Action item.
Using the listing below, count the lines in which "Містюкович" appears; give the count alone.

________

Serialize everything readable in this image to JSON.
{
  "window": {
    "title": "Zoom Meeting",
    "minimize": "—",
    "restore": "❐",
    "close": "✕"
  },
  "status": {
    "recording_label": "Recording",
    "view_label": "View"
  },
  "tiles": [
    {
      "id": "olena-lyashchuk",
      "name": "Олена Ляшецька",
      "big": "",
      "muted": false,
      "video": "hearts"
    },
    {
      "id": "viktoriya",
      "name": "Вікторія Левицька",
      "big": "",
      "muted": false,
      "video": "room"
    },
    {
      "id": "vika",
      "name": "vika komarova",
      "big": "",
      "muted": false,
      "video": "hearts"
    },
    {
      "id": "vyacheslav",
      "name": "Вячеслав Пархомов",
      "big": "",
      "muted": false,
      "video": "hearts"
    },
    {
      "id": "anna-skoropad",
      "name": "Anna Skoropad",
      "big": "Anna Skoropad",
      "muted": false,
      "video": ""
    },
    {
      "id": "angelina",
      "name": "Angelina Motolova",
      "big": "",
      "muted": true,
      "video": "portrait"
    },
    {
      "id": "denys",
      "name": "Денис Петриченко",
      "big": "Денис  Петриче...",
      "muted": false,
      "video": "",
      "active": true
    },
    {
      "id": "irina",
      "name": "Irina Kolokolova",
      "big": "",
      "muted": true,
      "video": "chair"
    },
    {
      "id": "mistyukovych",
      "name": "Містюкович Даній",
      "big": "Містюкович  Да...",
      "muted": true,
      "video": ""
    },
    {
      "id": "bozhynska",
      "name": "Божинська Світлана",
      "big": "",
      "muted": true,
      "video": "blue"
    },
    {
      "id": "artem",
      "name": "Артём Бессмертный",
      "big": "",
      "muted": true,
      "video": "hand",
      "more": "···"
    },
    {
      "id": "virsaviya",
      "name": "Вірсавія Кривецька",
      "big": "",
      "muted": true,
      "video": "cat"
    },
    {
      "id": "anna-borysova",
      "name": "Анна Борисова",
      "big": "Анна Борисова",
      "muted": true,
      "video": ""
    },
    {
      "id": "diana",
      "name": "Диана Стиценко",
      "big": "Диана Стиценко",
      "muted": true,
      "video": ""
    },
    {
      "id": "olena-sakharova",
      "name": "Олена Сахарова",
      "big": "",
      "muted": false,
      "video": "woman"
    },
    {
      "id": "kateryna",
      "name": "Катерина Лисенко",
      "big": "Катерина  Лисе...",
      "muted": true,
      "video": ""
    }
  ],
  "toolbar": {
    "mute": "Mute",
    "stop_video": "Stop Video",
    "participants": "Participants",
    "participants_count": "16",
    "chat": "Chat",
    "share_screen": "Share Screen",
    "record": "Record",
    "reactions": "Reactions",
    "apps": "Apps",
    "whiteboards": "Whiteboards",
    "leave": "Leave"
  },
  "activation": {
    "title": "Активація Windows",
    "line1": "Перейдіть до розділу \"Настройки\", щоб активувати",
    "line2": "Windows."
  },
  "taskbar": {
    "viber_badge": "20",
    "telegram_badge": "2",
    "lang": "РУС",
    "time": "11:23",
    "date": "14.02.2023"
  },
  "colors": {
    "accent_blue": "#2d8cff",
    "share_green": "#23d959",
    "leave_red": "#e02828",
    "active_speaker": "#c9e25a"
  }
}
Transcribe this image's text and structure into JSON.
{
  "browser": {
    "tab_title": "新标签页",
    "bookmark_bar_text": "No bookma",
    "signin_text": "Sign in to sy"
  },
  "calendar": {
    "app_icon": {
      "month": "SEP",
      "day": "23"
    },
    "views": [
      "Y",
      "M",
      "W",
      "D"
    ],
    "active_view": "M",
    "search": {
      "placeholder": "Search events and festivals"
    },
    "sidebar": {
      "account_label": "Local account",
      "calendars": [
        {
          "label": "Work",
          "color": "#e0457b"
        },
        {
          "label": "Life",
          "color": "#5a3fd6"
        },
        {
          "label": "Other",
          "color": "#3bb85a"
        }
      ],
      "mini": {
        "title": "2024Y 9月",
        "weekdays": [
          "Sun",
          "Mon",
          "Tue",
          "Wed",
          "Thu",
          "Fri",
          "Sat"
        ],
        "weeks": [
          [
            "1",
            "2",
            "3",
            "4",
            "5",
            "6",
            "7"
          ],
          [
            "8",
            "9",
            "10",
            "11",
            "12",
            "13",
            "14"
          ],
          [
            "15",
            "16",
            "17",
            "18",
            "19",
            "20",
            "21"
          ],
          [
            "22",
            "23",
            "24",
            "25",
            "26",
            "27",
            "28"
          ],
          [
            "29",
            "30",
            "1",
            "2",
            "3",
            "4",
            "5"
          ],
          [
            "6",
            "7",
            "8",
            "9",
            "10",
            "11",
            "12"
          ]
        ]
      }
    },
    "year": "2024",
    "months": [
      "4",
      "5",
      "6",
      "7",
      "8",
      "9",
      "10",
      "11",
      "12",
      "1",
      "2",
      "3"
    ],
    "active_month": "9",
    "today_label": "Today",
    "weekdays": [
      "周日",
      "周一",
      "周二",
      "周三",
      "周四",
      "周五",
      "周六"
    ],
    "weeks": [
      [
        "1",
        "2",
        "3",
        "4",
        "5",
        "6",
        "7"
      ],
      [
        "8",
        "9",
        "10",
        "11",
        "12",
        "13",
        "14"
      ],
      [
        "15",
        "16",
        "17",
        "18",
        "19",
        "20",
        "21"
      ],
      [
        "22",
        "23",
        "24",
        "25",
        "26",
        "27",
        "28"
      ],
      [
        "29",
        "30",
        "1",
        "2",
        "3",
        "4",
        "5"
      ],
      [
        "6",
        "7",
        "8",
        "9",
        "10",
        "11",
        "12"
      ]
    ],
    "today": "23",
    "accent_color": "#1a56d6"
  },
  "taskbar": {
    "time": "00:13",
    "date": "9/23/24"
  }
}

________

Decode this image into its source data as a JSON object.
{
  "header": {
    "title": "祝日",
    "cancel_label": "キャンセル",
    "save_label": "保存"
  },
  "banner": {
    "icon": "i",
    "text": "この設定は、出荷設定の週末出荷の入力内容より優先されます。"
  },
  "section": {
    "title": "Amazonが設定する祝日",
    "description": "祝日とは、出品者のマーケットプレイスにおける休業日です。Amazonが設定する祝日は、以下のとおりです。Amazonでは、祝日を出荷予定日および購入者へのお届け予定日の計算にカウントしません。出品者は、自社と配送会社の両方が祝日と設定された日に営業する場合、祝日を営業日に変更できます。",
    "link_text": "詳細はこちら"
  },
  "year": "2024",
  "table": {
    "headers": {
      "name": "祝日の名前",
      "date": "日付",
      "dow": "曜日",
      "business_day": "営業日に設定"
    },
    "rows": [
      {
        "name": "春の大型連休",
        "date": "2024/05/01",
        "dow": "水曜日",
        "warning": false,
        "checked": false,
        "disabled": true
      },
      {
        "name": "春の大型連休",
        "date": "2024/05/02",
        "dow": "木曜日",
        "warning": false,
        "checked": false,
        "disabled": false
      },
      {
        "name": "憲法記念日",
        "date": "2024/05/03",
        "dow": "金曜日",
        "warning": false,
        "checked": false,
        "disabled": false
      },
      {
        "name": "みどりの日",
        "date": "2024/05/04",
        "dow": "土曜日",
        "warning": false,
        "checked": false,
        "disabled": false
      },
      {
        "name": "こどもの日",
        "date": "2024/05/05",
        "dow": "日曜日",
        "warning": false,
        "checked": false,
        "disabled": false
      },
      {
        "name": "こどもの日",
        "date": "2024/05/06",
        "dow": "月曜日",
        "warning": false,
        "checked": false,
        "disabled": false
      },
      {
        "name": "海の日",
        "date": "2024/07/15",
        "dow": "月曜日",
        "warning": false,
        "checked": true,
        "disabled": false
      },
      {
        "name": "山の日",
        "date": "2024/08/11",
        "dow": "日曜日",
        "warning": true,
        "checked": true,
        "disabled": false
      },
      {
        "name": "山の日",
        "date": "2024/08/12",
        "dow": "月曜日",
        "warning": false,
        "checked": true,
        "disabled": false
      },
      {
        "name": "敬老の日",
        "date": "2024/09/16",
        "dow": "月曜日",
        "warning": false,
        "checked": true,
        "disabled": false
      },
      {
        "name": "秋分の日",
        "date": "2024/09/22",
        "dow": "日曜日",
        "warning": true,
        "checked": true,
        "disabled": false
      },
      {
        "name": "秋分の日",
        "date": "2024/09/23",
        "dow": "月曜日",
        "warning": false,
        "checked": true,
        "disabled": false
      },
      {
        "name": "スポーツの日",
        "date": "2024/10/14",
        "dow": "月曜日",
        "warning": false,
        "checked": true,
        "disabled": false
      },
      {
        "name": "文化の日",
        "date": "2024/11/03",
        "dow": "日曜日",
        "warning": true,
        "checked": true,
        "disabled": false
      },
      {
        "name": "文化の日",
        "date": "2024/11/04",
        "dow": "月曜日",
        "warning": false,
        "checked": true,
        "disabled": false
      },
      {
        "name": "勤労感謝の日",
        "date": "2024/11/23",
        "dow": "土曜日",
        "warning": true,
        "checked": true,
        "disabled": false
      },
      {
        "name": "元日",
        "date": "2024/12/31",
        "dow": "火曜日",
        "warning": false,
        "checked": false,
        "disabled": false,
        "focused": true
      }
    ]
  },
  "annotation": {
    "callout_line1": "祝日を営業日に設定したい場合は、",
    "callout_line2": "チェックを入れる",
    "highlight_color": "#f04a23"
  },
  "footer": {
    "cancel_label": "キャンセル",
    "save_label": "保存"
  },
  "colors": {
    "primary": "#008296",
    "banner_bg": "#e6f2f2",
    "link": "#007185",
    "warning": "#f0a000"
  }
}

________

Answer to the problem.
2